Will your next PC be running Windows 365 and powered by ads?

Reading time icon 2 min. read

Readers help support Windows Report. We may get a commission if you buy through our links. Tooltip Icon

Read our disclosure page to find out how can you help Windows Report sustain the editorial team Read more

On September 27, Microsoft posted a new job opportunity for a Principal Software Engineering Manager on their career board. Though applications are no longer being accepted, there was a notable segment in the job details. Microsoft highlighted that it was looking to come out with a new approach where users could now get PCs at a lower cost. However, these PCs would be powered by Windows 365 cloud computing and advertisements.

According to the Microsoft Careers board:

Our work will lead the next wave of cloud innovation for Windows, from defining a new hybrid app model that can scale from local to cloud compute, to building a Web-based shell with direct integration with Windows 365. The building blocks we create will chart a new direction for the experience and business model of Windows – from low-cost PCs powered through advertising and subscriptions, to new direct-to-cloud hardware devices across work and life.

Further in the job description for the Principal Software Engineering Manager post, Microsoft talks about a “Windows Incubation Team,” a unit that was recently formed and is designed to assist with the next wave of cloud innovation for Windows, which includes but is not limited to “defining a new hybrid app model that can scale from local to cloud compute.”

Microsoft has already made considerable milestones when it comes to cloud PCs, especially with the recent launch of the Windows 365 app, which is designed for Windows 11 users to access their cloud PCS conveniently from their devices. The company seems to be on the verge of tapping into cloud computing more intensively per the job details highlighted above. Essentially, by purchasing these “cheap” devices you will also require a Windows 365 subscription since they are powered by both Windows 365 cloud computing and advertisements.

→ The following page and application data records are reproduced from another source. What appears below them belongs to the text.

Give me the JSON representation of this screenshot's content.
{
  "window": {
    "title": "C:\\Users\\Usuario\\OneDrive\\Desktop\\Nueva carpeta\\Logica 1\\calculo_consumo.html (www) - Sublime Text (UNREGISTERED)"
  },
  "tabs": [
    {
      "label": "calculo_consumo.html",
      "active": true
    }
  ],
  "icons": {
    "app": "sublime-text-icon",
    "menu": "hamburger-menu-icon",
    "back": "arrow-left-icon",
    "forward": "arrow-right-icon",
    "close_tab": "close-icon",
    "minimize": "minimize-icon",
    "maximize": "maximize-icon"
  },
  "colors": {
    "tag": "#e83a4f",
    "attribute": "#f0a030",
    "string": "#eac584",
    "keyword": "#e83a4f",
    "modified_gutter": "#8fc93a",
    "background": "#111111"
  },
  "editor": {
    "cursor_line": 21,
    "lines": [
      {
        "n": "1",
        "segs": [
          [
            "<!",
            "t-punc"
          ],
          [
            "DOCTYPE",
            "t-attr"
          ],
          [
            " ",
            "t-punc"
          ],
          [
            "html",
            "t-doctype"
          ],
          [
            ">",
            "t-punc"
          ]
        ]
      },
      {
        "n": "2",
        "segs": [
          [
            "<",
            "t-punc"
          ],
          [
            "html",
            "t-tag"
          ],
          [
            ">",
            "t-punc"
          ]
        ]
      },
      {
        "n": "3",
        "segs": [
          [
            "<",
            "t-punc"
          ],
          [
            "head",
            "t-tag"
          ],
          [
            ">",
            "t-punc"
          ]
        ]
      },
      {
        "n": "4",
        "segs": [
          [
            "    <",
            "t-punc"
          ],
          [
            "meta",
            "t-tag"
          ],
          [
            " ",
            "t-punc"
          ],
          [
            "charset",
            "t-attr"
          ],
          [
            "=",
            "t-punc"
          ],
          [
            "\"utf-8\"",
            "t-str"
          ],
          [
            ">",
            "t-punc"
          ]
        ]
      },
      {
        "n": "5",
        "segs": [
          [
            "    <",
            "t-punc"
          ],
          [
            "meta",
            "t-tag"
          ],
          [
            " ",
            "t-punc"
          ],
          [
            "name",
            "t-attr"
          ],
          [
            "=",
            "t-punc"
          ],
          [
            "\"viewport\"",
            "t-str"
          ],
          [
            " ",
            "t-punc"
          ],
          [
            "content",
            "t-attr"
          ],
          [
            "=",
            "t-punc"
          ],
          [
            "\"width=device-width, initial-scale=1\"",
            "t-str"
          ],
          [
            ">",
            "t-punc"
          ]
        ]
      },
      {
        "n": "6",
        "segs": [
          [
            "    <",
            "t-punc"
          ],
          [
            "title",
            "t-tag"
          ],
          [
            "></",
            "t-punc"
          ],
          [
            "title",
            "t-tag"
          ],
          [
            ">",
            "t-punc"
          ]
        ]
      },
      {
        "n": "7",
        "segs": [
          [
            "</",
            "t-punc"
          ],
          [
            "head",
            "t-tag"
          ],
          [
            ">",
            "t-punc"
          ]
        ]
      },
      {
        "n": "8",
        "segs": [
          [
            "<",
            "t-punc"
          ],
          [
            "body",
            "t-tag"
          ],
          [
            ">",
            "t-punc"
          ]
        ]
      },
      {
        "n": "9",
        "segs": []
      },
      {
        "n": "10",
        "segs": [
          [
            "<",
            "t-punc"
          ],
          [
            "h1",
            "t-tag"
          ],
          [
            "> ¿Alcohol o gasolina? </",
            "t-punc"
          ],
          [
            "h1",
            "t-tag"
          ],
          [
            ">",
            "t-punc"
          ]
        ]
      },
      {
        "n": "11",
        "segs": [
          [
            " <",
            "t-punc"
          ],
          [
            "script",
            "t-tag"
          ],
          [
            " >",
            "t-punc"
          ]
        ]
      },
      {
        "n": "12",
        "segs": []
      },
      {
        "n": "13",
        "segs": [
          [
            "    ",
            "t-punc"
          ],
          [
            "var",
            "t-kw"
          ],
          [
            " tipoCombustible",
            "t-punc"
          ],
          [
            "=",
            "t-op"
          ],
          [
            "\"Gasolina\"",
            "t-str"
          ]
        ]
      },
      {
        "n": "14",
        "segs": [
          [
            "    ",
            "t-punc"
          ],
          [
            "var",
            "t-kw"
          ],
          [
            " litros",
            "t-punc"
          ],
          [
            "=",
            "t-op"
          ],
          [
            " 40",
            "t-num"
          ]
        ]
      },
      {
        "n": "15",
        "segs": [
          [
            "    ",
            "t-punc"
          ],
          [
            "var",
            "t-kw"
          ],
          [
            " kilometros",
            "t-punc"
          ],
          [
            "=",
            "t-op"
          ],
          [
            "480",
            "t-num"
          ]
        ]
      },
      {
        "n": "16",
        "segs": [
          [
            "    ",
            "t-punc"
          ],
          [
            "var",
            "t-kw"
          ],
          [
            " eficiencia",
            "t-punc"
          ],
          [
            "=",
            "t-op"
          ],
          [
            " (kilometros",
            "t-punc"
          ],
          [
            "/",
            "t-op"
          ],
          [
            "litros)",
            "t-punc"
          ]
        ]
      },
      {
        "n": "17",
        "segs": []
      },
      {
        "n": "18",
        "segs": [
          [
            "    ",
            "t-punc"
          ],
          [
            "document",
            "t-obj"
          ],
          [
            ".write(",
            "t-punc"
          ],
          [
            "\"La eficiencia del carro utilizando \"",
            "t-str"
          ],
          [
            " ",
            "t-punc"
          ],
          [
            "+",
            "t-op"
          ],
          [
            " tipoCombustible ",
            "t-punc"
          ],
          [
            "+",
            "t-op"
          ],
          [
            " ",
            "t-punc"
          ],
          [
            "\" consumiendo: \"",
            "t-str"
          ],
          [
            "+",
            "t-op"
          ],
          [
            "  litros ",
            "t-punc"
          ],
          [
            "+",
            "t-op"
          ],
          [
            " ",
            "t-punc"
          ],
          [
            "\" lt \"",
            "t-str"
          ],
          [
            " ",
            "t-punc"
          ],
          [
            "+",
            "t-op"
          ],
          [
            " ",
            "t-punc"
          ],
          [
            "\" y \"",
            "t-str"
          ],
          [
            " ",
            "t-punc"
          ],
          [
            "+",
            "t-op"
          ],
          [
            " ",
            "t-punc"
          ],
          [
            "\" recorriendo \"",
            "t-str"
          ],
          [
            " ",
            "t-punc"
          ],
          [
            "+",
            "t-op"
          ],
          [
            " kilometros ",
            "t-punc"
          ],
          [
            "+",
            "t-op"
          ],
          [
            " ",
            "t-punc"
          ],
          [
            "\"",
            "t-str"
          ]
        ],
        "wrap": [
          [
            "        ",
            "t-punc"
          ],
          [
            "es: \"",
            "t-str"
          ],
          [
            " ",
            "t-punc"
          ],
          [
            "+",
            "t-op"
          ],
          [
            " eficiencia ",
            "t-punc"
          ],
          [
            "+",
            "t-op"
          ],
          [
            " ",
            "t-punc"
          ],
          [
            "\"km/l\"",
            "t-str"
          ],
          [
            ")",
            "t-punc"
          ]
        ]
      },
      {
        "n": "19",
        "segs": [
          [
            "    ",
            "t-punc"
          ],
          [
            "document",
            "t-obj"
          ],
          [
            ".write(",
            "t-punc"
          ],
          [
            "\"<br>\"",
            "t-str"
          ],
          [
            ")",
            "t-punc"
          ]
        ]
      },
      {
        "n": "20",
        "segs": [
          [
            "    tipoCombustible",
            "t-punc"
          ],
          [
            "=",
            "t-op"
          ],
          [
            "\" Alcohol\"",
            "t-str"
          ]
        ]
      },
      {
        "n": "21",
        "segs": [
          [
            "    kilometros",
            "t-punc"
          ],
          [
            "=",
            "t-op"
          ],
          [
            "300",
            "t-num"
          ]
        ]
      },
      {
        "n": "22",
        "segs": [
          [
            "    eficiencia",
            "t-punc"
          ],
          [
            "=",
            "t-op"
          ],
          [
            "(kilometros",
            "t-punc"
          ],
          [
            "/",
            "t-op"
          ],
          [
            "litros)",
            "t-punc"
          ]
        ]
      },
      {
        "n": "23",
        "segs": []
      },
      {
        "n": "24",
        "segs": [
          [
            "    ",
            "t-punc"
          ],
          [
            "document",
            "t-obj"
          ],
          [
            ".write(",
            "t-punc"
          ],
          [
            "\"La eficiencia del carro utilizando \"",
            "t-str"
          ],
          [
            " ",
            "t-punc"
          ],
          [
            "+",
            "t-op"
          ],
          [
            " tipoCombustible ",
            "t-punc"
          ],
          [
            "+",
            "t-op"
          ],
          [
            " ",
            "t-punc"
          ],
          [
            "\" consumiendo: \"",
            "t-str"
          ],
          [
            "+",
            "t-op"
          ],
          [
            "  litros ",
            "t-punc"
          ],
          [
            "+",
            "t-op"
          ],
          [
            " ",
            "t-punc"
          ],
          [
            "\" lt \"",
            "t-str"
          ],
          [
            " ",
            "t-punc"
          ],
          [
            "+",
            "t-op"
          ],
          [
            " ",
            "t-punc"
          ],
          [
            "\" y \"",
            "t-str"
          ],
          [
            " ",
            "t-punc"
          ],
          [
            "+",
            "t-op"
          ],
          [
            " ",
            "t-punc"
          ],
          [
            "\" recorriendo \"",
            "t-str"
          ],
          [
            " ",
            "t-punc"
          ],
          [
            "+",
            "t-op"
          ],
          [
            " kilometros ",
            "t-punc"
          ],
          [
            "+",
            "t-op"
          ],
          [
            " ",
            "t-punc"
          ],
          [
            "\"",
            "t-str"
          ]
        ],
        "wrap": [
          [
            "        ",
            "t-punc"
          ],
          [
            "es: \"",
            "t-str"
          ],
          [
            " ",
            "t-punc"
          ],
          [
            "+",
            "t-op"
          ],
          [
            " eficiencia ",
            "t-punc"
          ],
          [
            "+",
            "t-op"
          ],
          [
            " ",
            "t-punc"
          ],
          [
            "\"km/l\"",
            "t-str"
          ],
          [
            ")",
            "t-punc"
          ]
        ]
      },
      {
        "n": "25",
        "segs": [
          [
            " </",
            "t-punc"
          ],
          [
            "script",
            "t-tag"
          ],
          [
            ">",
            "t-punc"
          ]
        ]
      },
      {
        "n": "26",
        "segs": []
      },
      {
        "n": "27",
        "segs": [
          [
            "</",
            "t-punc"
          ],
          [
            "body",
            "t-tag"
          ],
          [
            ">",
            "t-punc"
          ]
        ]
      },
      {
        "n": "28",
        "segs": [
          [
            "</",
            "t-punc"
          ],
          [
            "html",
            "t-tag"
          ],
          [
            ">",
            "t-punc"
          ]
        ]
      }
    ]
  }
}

Perhaps the offering of these devices will not feature high-end hardware, thus encouraging the users to conduct their day to day computing needs online rather than on the device itself. As we speak, we’ve already seen Microsoft incorporating ads into the services they provide, for instance, the Microsoft Store. What’s more, Microsoft has further made additional changes, as far as Windows 365 is concerned, where Windows and Surface Chief, Panos Panay now runs the internal team.

It will be interesting to see what the future holds as far as Windows 365 is concerned and how these low-cost PCs will be packaged. Share your thoughts with us below.

via: ZDNet